    also be reducing your consumption of the planet’s natural resources
    — therefore doing your part to help out the environment!

 

Tips for Minimalist Living:

If you’re ready to reap all the great benefits of this simple and

purposeful lifestyle, here’s how to create a minimalist home and start

living more minimally: 

Focus on one room at a time. 

 Direct your time and energy into the easiest room first — then use

that as inspiration for the others as you go through the rest of your house. 

Start with the visible areas first.

Once you’ve chosen a room to focus on, a good approach is to start with

the visible areas first — so things like shelves, furniture, and things

on the floor — before moving onto the hidden areas in the room, like 

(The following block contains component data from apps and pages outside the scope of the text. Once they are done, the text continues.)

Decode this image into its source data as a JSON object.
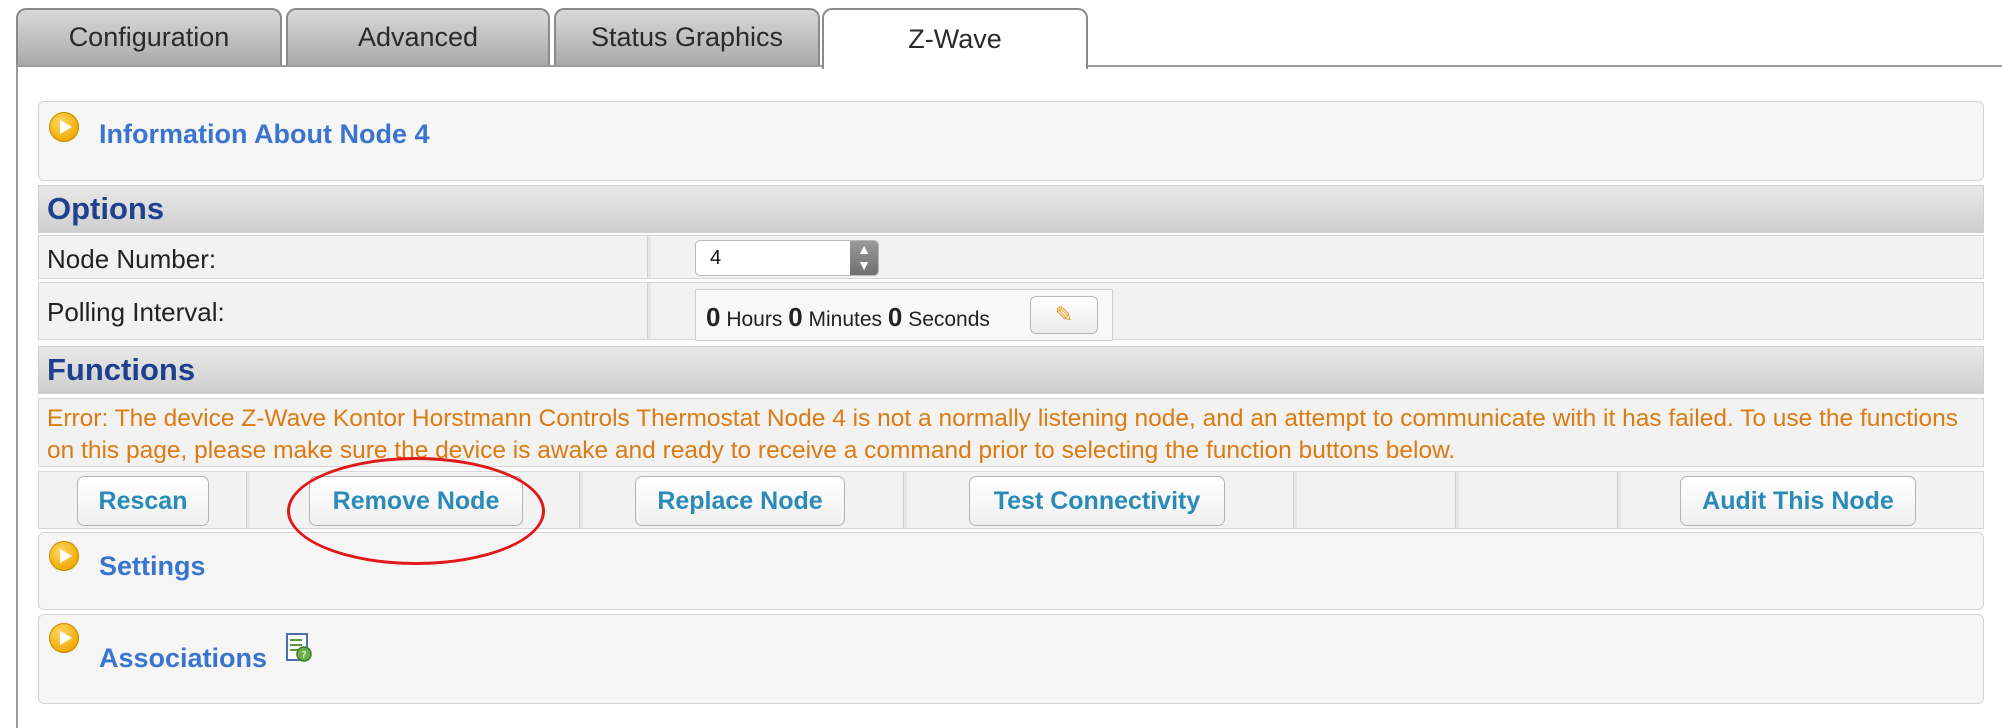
{
  "tabs": [
    {
      "label": "Configuration",
      "active": false
    },
    {
      "label": "Advanced",
      "active": false
    },
    {
      "label": "Status Graphics",
      "active": false
    },
    {
      "label": "Z-Wave",
      "active": true
    }
  ],
  "info_panel": {
    "title": "Information About Node 4",
    "icon": "play-circle-icon"
  },
  "options": {
    "header": "Options",
    "node_number_label": "Node Number:",
    "node_number_value": "4",
    "polling_label": "Polling Interval:",
    "polling": {
      "hours": "0",
      "hours_label": "Hours",
      "minutes": "0",
      "minutes_label": "Minutes",
      "seconds": "0",
      "seconds_label": "Seconds"
    },
    "edit_icon": "pencil-icon"
  },
  "functions": {
    "header": "Functions",
    "error_text": "Error: The device Z-Wave Kontor Horstmann Controls Thermostat Node 4 is not a normally listening node, and an attempt to communicate with it has failed. To use the functions on this page, please make sure the device is awake and ready to receive a command prior to selecting the function buttons below.",
    "buttons": {
      "rescan": "Rescan",
      "remove_node": "Remove Node",
      "replace_node": "Replace Node",
      "test_connectivity": "Test Connectivity",
      "audit": "Audit This Node"
    }
  },
  "settings_panel": {
    "title": "Settings",
    "icon": "play-circle-icon"
  },
  "associations_panel": {
    "title": "Associations",
    "icon": "play-circle-icon",
    "help_icon": "help-document-icon"
  },
  "colors": {
    "panel_title": "#3a74cf",
    "section_header": "#1f3f8f",
    "error_text": "#dd7a10",
    "button_text": "#2a8ab8",
    "annotation": "#e01818"
  }
}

organizing your drawers, cabinets, and the closet. This way could help

immensely when you feel overwhelmed by the number of items you have to

go through. 

Declutter by keeping only the essentials.

When it’s time to start decluttering, a good rule of thumb is to

keep only the items that are truly essential — and meaningful — to you. 

If you’re still having trouble deciding to keep or toss something,

ask yourself following specific questions about the particular item:

  1. Do I need it?
  2. Do I use it?
  3. What would I use if I didn’t have it?
  4. Why do I have it? 
  5. Limit your decorations to meaningful items.


Tidy up regularly. 

It’s one thing to effectively transform your home to a minimalist one

 but it’s another to keep it that way for good! Your home is a space

that’s continuously being lived in, so things will inevitably start

to get messy after a while; that’s why it’s important to have good

cleaning habits going forward.

Resist the temptation to buy more.

It can be especially hard to buy fewer things in an age of constant

and pervasive advertising — This can also mean rejecting materialism

to focus more on the items that are meaningful to you. “Think about

what are the things that you like, versus what are the things that

like materialism or advertising has caused you to like.

Find your purpose.

The goal of minimalism isn’t just to own less stuff, but to live a

more meaningful life than the one I’m living.